** Opening DATA TO PROCESS block **

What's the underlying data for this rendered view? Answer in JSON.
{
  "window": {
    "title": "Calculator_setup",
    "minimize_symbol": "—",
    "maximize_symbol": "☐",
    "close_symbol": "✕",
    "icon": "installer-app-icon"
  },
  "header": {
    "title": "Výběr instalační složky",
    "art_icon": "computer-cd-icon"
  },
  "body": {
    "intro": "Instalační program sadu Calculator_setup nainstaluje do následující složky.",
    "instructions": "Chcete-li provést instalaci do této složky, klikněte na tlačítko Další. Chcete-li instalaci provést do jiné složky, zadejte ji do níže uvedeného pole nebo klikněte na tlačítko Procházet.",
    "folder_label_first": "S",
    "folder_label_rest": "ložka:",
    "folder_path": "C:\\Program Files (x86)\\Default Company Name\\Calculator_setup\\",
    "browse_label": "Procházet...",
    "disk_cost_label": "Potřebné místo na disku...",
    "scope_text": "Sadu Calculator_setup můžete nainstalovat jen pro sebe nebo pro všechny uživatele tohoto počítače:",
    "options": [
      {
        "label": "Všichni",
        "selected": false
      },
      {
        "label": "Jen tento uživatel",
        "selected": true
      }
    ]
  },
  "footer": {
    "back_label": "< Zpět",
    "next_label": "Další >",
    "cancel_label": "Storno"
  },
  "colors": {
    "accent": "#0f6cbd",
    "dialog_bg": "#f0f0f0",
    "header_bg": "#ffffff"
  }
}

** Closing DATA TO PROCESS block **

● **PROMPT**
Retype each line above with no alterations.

● **ANSWER FOR THIS EXERCISE**
What's the underlying data for this rendered view? Answer in JSON.
{
  "window": {
    "title": "Calculator_setup",
    "minimize_symbol": "—",
    "maximize_symbol": "☐",
    "close_symbol": "✕",
    "icon": "installer-app-icon"
  },
  "header": {
    "title": "Výběr instalační složky",
    "art_icon": "computer-cd-icon"
  },
  "body": {
    "intro": "Instalační program sadu Calculator_setup nainstaluje do následující složky.",
    "instructions": "Chcete-li provést instalaci do této složky, klikněte na tlačítko Další. Chcete-li instalaci provést do jiné složky, zadejte ji do níže uvedeného pole nebo klikněte na tlačítko Procházet.",
    "folder_label_first": "S",
    "folder_label_rest": "ložka:",
    "folder_path": "C:\\Program Files (x86)\\Default Company Name\\Calculator_setup\\",
    "browse_label": "Procházet...",
    "disk_cost_label": "Potřebné místo na disku...",
    "scope_text": "Sadu Calculator_setup můžete nainstalovat jen pro sebe nebo pro všechny uživatele tohoto počítače:",
    "options": [
      {
        "label": "Všichni",
        "selected": false
      },
      {
        "label": "Jen tento uživatel",
        "selected": true
      }
    ]
  },
  "footer": {
    "back_label": "< Zpět",
    "next_label": "Další >",
    "cancel_label": "Storno"
  },
  "colors": {
    "accent": "#0f6cbd",
    "dialog_bg": "#f0f0f0",
    "header_bg": "#ffffff"
  }
}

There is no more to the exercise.